§ How to complete this task
One figure is the whole answer: the number of lines below that contain the word "извращенец".

[App and web page records]
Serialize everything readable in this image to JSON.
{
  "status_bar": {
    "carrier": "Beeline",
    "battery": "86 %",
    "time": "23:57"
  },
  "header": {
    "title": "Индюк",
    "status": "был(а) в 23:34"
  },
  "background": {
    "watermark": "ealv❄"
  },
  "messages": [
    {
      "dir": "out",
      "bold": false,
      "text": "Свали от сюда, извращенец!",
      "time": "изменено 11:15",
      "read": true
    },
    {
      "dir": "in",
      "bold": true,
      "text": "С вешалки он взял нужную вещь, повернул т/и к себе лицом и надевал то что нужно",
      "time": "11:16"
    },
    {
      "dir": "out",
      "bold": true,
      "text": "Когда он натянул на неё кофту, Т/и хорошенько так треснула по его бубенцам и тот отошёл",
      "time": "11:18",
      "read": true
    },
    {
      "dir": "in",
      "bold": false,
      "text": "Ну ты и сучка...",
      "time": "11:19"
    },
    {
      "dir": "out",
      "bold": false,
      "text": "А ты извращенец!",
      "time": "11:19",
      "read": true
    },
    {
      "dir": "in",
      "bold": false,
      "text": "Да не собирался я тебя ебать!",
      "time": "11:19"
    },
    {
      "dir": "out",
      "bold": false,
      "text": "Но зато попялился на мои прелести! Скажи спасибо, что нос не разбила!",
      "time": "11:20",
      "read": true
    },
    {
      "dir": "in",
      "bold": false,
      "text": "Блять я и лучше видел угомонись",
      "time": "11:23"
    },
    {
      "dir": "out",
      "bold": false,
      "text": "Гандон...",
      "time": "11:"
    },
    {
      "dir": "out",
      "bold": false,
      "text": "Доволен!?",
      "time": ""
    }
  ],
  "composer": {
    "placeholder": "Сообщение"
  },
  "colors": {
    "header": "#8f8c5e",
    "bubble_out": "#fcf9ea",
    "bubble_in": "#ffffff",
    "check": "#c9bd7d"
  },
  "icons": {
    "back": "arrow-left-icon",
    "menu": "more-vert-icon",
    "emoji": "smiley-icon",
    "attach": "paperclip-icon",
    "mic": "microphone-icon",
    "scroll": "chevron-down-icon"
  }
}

§ Answer box
2